WHAT IS REQUIRED:
Count every line below that contains "content", then give that count and nothing else.

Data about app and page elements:
-- Opening Marker --
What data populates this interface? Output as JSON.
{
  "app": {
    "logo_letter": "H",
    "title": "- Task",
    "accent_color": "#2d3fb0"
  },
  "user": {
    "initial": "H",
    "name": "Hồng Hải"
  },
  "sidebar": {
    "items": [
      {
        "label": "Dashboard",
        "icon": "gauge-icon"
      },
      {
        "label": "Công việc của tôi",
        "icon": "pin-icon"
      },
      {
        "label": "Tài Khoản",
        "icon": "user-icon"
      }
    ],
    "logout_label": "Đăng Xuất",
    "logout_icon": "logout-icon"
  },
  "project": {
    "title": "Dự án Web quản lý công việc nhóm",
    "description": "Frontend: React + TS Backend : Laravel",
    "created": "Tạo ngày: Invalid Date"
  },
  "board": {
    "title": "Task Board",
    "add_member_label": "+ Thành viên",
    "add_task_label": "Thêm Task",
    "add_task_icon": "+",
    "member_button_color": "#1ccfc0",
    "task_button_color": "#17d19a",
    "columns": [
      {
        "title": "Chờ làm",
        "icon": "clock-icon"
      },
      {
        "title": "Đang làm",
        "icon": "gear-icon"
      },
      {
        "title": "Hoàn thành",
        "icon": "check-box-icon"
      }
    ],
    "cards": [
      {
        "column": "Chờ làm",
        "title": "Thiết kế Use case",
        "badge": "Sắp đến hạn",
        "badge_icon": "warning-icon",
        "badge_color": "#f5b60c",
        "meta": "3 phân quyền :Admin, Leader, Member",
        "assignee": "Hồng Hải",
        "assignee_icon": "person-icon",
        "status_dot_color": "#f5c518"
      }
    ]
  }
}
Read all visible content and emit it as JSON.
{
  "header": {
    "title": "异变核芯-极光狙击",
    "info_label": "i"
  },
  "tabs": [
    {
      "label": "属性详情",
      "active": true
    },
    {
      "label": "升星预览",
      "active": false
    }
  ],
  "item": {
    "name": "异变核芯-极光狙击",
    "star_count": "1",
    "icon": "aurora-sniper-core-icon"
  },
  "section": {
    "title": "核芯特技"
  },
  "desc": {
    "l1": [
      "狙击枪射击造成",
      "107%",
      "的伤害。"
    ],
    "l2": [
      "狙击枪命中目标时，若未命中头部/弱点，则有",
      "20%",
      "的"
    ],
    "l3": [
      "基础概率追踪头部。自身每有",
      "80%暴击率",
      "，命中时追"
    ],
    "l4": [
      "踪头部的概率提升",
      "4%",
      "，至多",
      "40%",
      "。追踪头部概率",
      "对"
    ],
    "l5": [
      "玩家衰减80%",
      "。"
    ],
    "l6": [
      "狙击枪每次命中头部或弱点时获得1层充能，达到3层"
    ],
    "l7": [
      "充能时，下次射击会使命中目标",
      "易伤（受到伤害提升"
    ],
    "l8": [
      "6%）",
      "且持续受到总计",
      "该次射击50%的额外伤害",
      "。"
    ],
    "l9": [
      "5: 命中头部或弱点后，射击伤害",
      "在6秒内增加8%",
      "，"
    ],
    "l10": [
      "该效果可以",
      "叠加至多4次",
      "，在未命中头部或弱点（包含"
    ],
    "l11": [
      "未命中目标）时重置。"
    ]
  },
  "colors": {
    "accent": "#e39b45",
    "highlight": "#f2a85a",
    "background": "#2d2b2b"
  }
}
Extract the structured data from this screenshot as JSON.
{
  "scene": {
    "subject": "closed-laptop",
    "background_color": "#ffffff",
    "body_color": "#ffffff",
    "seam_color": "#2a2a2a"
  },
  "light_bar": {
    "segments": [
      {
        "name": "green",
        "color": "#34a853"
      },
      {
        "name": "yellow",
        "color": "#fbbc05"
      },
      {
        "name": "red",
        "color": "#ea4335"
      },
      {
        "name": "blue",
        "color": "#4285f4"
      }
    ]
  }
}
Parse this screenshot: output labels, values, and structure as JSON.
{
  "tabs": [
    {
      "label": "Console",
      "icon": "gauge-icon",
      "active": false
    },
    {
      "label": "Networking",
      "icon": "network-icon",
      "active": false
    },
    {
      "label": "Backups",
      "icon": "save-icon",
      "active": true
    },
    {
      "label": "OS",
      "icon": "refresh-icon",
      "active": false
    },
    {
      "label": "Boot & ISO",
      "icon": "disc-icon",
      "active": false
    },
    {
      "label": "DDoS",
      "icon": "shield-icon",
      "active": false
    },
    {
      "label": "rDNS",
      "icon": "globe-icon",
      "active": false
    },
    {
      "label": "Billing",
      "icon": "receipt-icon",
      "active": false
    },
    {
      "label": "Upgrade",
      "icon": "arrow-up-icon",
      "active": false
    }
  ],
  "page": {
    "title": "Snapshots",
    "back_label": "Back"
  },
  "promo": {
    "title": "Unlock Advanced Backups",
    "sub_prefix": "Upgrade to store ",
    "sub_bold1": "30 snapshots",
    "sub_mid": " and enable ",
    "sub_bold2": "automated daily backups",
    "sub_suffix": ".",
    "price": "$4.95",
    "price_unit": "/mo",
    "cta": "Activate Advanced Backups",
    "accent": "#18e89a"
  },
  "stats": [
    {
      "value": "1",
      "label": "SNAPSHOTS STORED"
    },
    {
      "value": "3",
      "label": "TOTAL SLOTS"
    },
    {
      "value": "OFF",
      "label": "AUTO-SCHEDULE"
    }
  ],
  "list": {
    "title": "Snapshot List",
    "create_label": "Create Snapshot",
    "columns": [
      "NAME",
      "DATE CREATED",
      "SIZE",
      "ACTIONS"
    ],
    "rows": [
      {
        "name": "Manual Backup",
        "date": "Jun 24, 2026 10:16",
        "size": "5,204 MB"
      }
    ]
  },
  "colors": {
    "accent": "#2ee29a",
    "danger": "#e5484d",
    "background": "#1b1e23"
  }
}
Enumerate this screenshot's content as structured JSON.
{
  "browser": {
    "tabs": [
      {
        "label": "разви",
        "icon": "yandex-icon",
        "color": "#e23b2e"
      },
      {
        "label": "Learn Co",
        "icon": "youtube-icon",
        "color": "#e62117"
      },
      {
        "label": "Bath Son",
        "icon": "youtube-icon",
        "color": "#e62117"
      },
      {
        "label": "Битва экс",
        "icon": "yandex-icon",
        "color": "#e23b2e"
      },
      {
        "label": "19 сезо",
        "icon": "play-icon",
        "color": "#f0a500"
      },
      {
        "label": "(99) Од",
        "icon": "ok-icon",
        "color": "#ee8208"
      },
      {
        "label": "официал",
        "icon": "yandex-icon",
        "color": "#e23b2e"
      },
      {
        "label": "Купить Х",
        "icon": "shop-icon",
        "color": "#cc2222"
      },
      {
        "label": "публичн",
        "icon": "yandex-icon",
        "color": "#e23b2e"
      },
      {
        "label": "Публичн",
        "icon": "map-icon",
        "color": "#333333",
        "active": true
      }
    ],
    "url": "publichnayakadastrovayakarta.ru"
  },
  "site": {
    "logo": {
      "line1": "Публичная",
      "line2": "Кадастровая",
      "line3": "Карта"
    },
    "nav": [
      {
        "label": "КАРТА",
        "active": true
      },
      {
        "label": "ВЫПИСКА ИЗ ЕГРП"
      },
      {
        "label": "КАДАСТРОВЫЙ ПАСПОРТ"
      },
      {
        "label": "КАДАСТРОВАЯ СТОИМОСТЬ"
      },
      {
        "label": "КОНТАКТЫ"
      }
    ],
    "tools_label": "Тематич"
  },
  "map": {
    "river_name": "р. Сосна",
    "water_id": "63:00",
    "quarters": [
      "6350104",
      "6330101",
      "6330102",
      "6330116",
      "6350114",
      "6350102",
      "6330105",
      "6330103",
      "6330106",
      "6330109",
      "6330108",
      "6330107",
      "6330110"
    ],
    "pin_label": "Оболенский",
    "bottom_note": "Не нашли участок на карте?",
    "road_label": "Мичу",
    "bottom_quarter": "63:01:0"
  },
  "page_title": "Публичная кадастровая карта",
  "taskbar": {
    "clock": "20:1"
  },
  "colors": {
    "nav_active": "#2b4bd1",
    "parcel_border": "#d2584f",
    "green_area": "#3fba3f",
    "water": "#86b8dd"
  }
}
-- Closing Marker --
ANSWER TO THE EXERCISE:
2